> [PROBLEM TO SOLVE]:
Nothing but a number should be written: the count of lines below that contain "category".

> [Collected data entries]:
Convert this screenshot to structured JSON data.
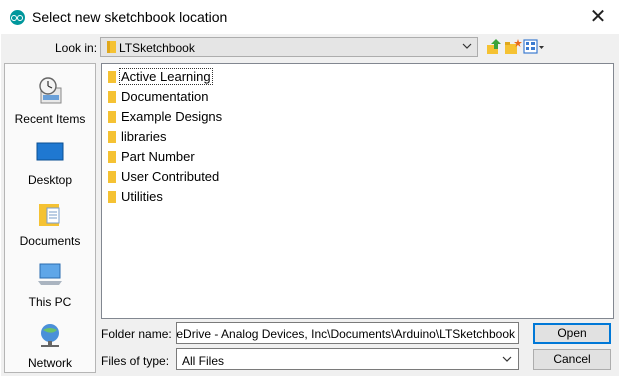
{
  "window": {
    "title": "Select new sketchbook location",
    "close_glyph": "✕",
    "icon": "arduino-icon"
  },
  "look_in": {
    "label": "Look in:",
    "value": "LTSketchbook"
  },
  "toolbar": {
    "buttons": [
      "up-one-level-icon",
      "create-new-folder-icon",
      "view-menu-icon"
    ]
  },
  "places": [
    {
      "label": "Recent Items",
      "icon": "recent-items-icon"
    },
    {
      "label": "Desktop",
      "icon": "desktop-icon"
    },
    {
      "label": "Documents",
      "icon": "documents-icon"
    },
    {
      "label": "This PC",
      "icon": "this-pc-icon"
    },
    {
      "label": "Network",
      "icon": "network-icon"
    }
  ],
  "files": [
    {
      "name": "Active Learning"
    },
    {
      "name": "Documentation"
    },
    {
      "name": "Example Designs"
    },
    {
      "name": "libraries"
    },
    {
      "name": "Part Number"
    },
    {
      "name": "User Contributed"
    },
    {
      "name": "Utilities"
    }
  ],
  "folder_name": {
    "label": "Folder name:",
    "value": ":\\OneDrive - Analog Devices, Inc\\Documents\\Arduino\\LTSketchbook"
  },
  "files_of_type": {
    "label": "Files of type:",
    "value": "All Files"
  },
  "buttons": {
    "open": "Open",
    "cancel": "Cancel"
  },
  "colors": {
    "accent": "#0078d7",
    "folder": "#f5c233",
    "arduino": "#00979c"
  }
}
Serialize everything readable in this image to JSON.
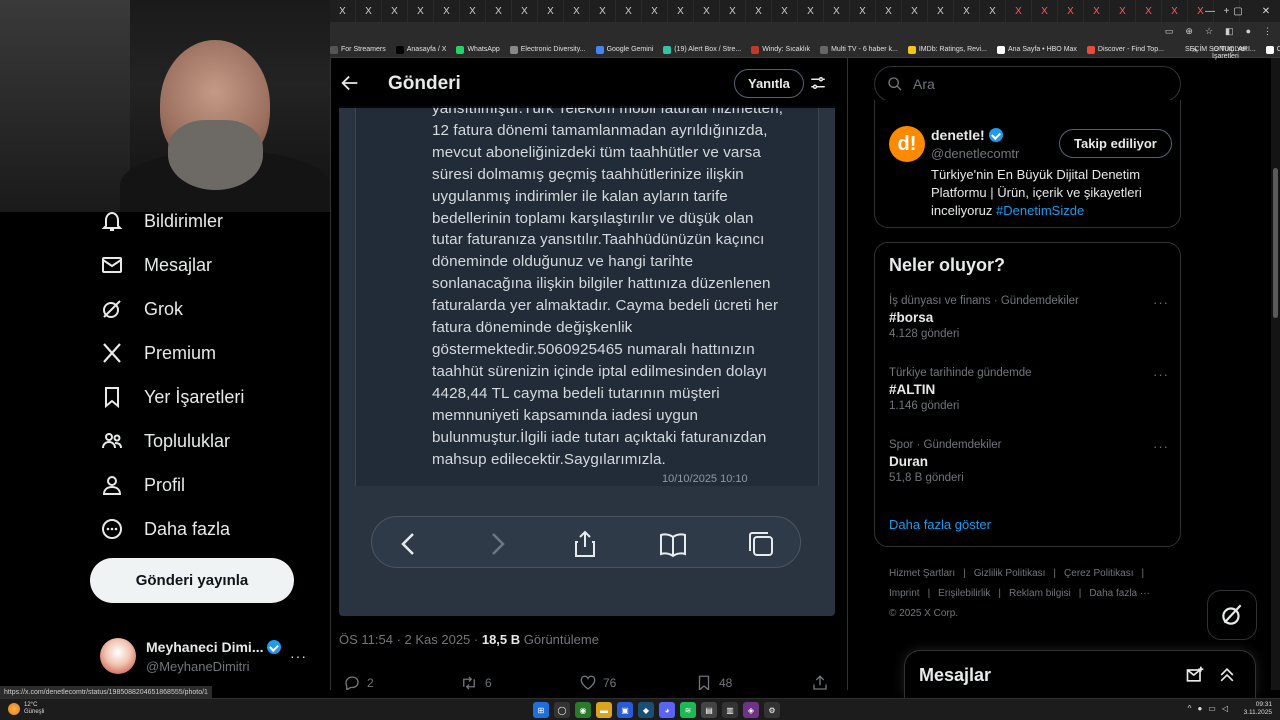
{
  "browser": {
    "tab_glyphs": [
      "X",
      "X",
      "X",
      "X",
      "X",
      "X",
      "X",
      "X",
      "X",
      "X",
      "X",
      "X",
      "X",
      "X",
      "X",
      "X",
      "X",
      "X",
      "X",
      "X",
      "X",
      "X",
      "X",
      "X",
      "X",
      "X",
      "X",
      "X",
      "X",
      "X",
      "X",
      "X",
      "X",
      "X"
    ],
    "new_tab_label": "+",
    "window_controls": [
      "—",
      "▢",
      "✕"
    ],
    "bookmarks": [
      {
        "label": "For Streamers",
        "color": "#555555"
      },
      {
        "label": "Anasayfa / X",
        "color": "#000000"
      },
      {
        "label": "WhatsApp",
        "color": "#25d366"
      },
      {
        "label": "Electronic Diversity...",
        "color": "#888888"
      },
      {
        "label": "Google Gemini",
        "color": "#4285f4"
      },
      {
        "label": "(19) Alert Box / Stre...",
        "color": "#31c3a2"
      },
      {
        "label": "Windy: Sıcaklık",
        "color": "#c0392b"
      },
      {
        "label": "Multi TV - 6 haber k...",
        "color": "#666666"
      },
      {
        "label": "IMDb: Ratings, Revi...",
        "color": "#f5c518"
      },
      {
        "label": "Ana Sayfa • HBO Max",
        "color": "#ffffff"
      },
      {
        "label": "Discover - Find Top...",
        "color": "#e74c3c"
      },
      {
        "label": "SEÇİM SONUÇLARI...",
        "color": "#2b2b2b"
      },
      {
        "label": "ChatGPT",
        "color": "#ffffff"
      }
    ],
    "bookmarks_more": "»",
    "all_bookmarks": "Tüm Yer İşaretleri",
    "status_url": "https://x.com/denetlecomtr/status/1985088204651868555/photo/1"
  },
  "nav": {
    "items": [
      {
        "label": "Bildirimler",
        "icon": "bell-icon"
      },
      {
        "label": "Mesajlar",
        "icon": "mail-icon"
      },
      {
        "label": "Grok",
        "icon": "grok-icon"
      },
      {
        "label": "Premium",
        "icon": "x-logo-icon"
      },
      {
        "label": "Yer İşaretleri",
        "icon": "bookmark-icon"
      },
      {
        "label": "Topluluklar",
        "icon": "communities-icon"
      },
      {
        "label": "Profil",
        "icon": "profile-icon"
      },
      {
        "label": "Daha fazla",
        "icon": "more-circle-icon"
      }
    ],
    "post_button": "Gönderi yayınla",
    "account": {
      "name": "Meyhaneci Dimi...",
      "handle": "@MeyhaneDimitri",
      "more": "···"
    }
  },
  "post": {
    "header_title": "Gönderi",
    "reply_button": "Yanıtla",
    "image_text": [
      "yansıtılmıştır.Türk Telekom mobil faturalı hizmetten,",
      "12 fatura dönemi tamamlanmadan ayrıldığınızda,",
      "mevcut aboneliğinizdeki tüm taahhütler ve varsa",
      "süresi dolmamış geçmiş taahhütlerinize ilişkin",
      "uygulanmış indirimler ile kalan ayların tarife",
      "bedellerinin toplamı karşılaştırılır ve düşük olan",
      "tutar faturanıza yansıtılır.Taahhüdünüzün kaçıncı",
      "döneminde olduğunuz ve hangi tarihte",
      "sonlanacağına ilişkin bilgiler hattınıza düzenlenen",
      "faturalarda yer almaktadır. Cayma bedeli ücreti her",
      "fatura döneminde değişkenlik",
      "göstermektedir.5060925465 numaralı hattınızın",
      "taahhüt sürenizin içinde iptal edilmesinden dolayı",
      "4428,44 TL cayma bedeli tutarının müşteri",
      "memnuniyeti kapsamında iadesi uygun",
      "bulunmuştur.İlgili iade tutarı açıktaki faturanızdan",
      "mahsup edilecektir.Saygılarımızla."
    ],
    "image_timestamp": "10/10/2025 10:10",
    "meta_time": "ÖS 11:54 · 2 Kas 2025 · ",
    "views_count": "18,5 B",
    "views_label": " Görüntüleme",
    "actions": {
      "replies": "2",
      "reposts": "6",
      "likes": "76",
      "bookmarks": "48"
    }
  },
  "sidebar": {
    "search_placeholder": "Ara",
    "ad": {
      "logo_text": "d!",
      "name": "denetle!",
      "handle": "@denetlecomtr",
      "follow_button": "Takip ediliyor",
      "bio": "Türkiye'nin En Büyük Dijital Denetim Platformu | Ürün, içerik ve şikayetleri inceliyoruz ",
      "bio_hashtag": "#DenetimSizde"
    },
    "trends_title": "Neler oluyor?",
    "trends": [
      {
        "category": "İş dünyası ve finans · Gündemdekiler",
        "name": "#borsa",
        "count": "4.128 gönderi"
      },
      {
        "category": "Türkiye tarihinde gündemde",
        "name": "#ALTIN",
        "count": "1.146 gönderi"
      },
      {
        "category": "Spor · Gündemdekiler",
        "name": "Duran",
        "count": "51,8 B gönderi"
      }
    ],
    "show_more": "Daha fazla göster",
    "footer": {
      "line1": [
        "Hizmet Şartları",
        "|",
        "Gizlilik Politikası",
        "|",
        "Çerez Politikası",
        "|"
      ],
      "line2": [
        "Imprint",
        "|",
        "Erişilebilirlik",
        "|",
        "Reklam bilgisi",
        "|",
        "Daha fazla ···"
      ],
      "copyright": "© 2025 X Corp."
    },
    "messages_drawer": "Mesajlar"
  },
  "taskbar": {
    "weather_temp": "12°C",
    "weather_desc": "Güneşli",
    "clock_time": "09:31",
    "clock_date": "3.11.2025"
  },
  "colors": {
    "accent": "#1d9bf0",
    "background": "#000000",
    "border": "#2f3336",
    "muted": "#71767b"
  }
}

> [WRITTEN ANSWER]:
3